Amendments would give the trade legal shield, say experts
And while the ministry continues to ban organised prostitution, it has failed to take into account the emerging trend of women operating individually, reports Bhadra Sinha.Updated: Sep 14, 2007, 01:40 IST
The Women and Child Development Ministry’s proposal to amend the Immoral Trafficking (Prevention) Act, 1956 to curb trafficking in women and children has turned a blind eye towards cases where women willingly indulge in “commercial sex”.
Although the amendments extend protection to women and children trafficked for prostitution, the deletion of Section 8 from the Act will now also protect a woman entertaining a “client” for commercial gains on her volition. This section prohibits seducing or soliciting for the purpose of prostitution and empowers the police to arrest persons who solicit prostitution. With the deletion of this provision, women or children forced into prostitution will be treated as victims and no longer be arrested.
And while the ministry continues to ban organised prostitution, it has failed to take into account the emerging trend of women operating individually. Legal experts and police officials say the amendments will grant legal status to consensual sex for commercial gains.
Former Chief Metropolitan Magistrate of Delhi, Prem Kumar, says: “The proposed amendments are in spirit with the objective not to treat trafficked women as accused. But when Section 8 is removed, how do policy makers take care of women who deliberately get involved in prostitution. It seems policy makers have become more liberal to this part.”
Supreme Court advocate Aparna Bhat admits that cases where a woman is a consenting partner will no longer be covered under the proposed law. However, she says the crackdown on the client, provided under the proposed Section 5 (c), might indirectly prohibit consensual “commercial sex”. It was Bhat’s petition that raised the issue of how trafficked women are exploited and victimized in the organized trade of prostitution.

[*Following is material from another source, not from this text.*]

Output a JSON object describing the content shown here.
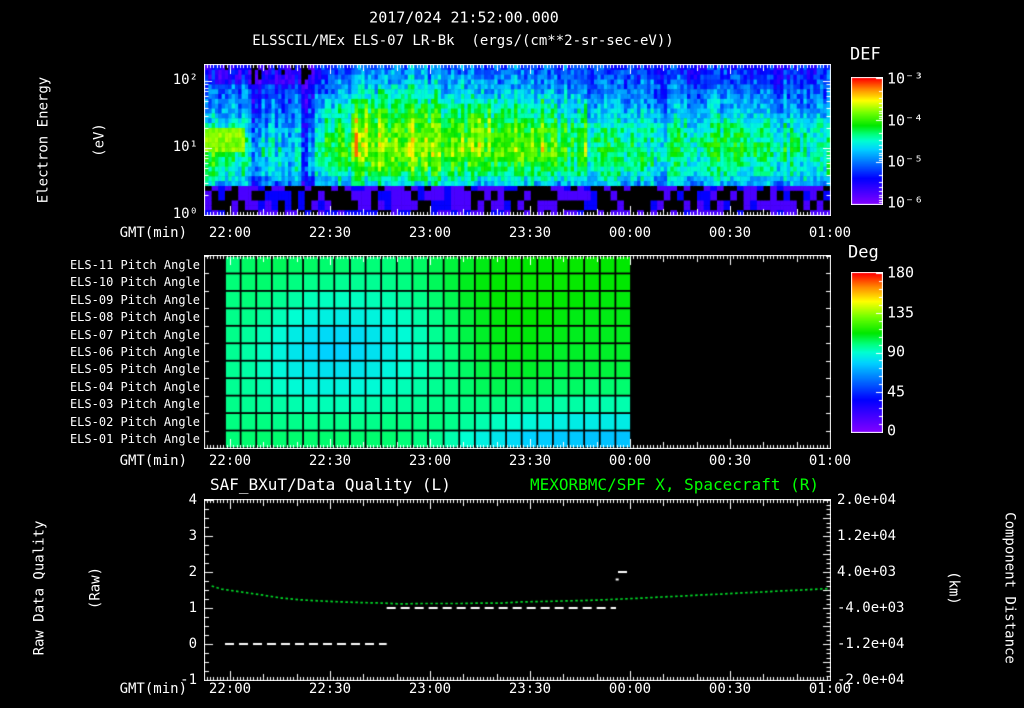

Senior advoate Siddhartha Luthra sums up by saying the government might not have morally permitted commercial sex but with the new amendments, it seems to have allowed it legally. Ranjana Kumari, who heads a rape crisis intervention centre in Delhi, defends the proposed amendments. According to her, 90 per cent of women in this trade are forced into it and “if in a given situation 10 per cent women are indulging willingly, who can stop them?”